Europa2

cracks in the crust
Jupiter grating upon
Europa’s last nerve

Where Astronomy and Mythology Meet

Solar-SystemOne of my favorite things about speculative poetry is the interplay between astronomy and mythology. We see it throughout the cosmos: moons, planets, stars, galaxies… even the asteroids that have caused us such worry over the last few decades have names derived from mythology. With these names, it’s natural (for me, at least) to imagine these celestial bodies with the background and personality of their namesakes.

Anyone with a cursory knowledge of Greek and Roman mythology recognize the names of the major players—Jupiter (Zeus), Mars, (Ares), Neptune (Poseidon), Venus (Aphrodite)—but most would raise the proverbial questioning eyebrow at the mention of lesser characters such as Ganymede, Deimos, and Charon, let alone the significance they, as moons, hold to the planets they orbit. I too had this lack of knowledge, but as I began to research the astronomical bodies and the mythological characters after which they’re named, the imagery unfurled like a tapestry depicting the Trojan War as if fought in space.
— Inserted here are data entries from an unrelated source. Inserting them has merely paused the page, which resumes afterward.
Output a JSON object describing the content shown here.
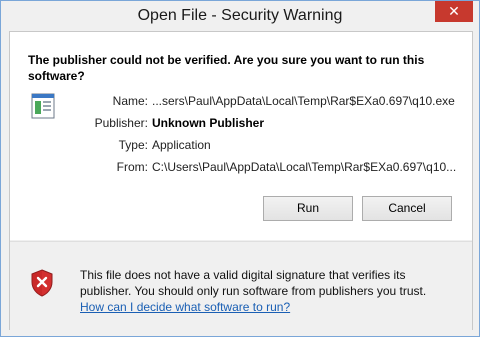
{
  "window": {
    "title": "Open File - Security Warning",
    "close_glyph": "✕"
  },
  "prompt": {
    "question": "The publisher could not be verified.  Are you sure you want to run this software?"
  },
  "details": [
    {
      "label": "Name:",
      "value": "...sers\\Paul\\AppData\\Local\\Temp\\Rar$EXa0.697\\q10.exe"
    },
    {
      "label": "Publisher:",
      "value": "Unknown Publisher"
    },
    {
      "label": "Type:",
      "value": "Application"
    },
    {
      "label": "From:",
      "value": "C:\\Users\\Paul\\AppData\\Local\\Temp\\Rar$EXa0.697\\q10..."
    }
  ],
  "buttons": {
    "run": "Run",
    "cancel": "Cancel"
  },
  "warning": {
    "text": "This file does not have a valid digital signature that verifies its publisher.  You should only run software from publishers you trust.",
    "link": "How can I decide what software to run?"
  },
  "colors": {
    "close": "#c7392e",
    "link": "#1a5fb4",
    "shield": "#d32f2f"
  }
}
Callisto

Callisto

Similar to “Io’s Reality Check,” the following poem tells the story of how I imagined Callisto may have ended up orbiting Jupiter as one of the Galilean moons. Callisto was a minor character, best known for being turned into a bear by Juno for having an affair with Jupiter.

CALLISTO’S MURKY TALE
by Kurt MacPhearson

Your story began the moment
the Great Pretender lured you
from Diana’s train; bore him Arcus,
a strapping Greek lad, but with him
came Juno’s ire, which regardless
of her husband’s charms, got you
just what you deserved: transformation
into a bear, and a son dead-set
on spearing you

Your tragedy would have ended
at the point of a thrust
if Jupiter hadn’t stepped in
and flung you both to hang
like dippers in our northern sky,
so forgive us if your tale seems murky,
finding you the outmost Galilean —
a pitted bronze shell of your former self
with an icy-tear patina suggesting
your troubled history — yet no sign
of your wayward son

Some dare say you earned this fate
for lack of discerning core, yet few
resist godly charms; take solace
that your aren’t alone: Europa
knows how to handle stress,
Ganymede’s scarred shoulders
remain strong, and with stealthy plumes
of SO2, Io lags to warn
of a scornful wife’s attack

Though it may appear we’re onlyDreams and Nightmares #96
concerned with crater formation
and how your hidden seas
generate a magnetosphere,
the truth is that we have many eyes:
the heavens may be a forest in which
even legends get lost, but if
we ever develop tools with which
to penetrate myth, we’ll certainly do
all that we’re able to reunite you
with your long-lost cub

Originally appeared in Dreams and Nightmares #96

From Image to Inspiration

I found this image of Jupiter and Io the other day. The stunning detail reminded me of the interplay between the two objects described in the poem “Io’s Reality Check,” that I posted in Unreal to Real.  Images like this one stir up my creative juices. If you’re anything like me, there’s plenty more to be found on NASA’s Astronomy Picture of the Day site. Check it out, and see where your imagination can take you…

jupiterio_newhorizons

Jupiter and Io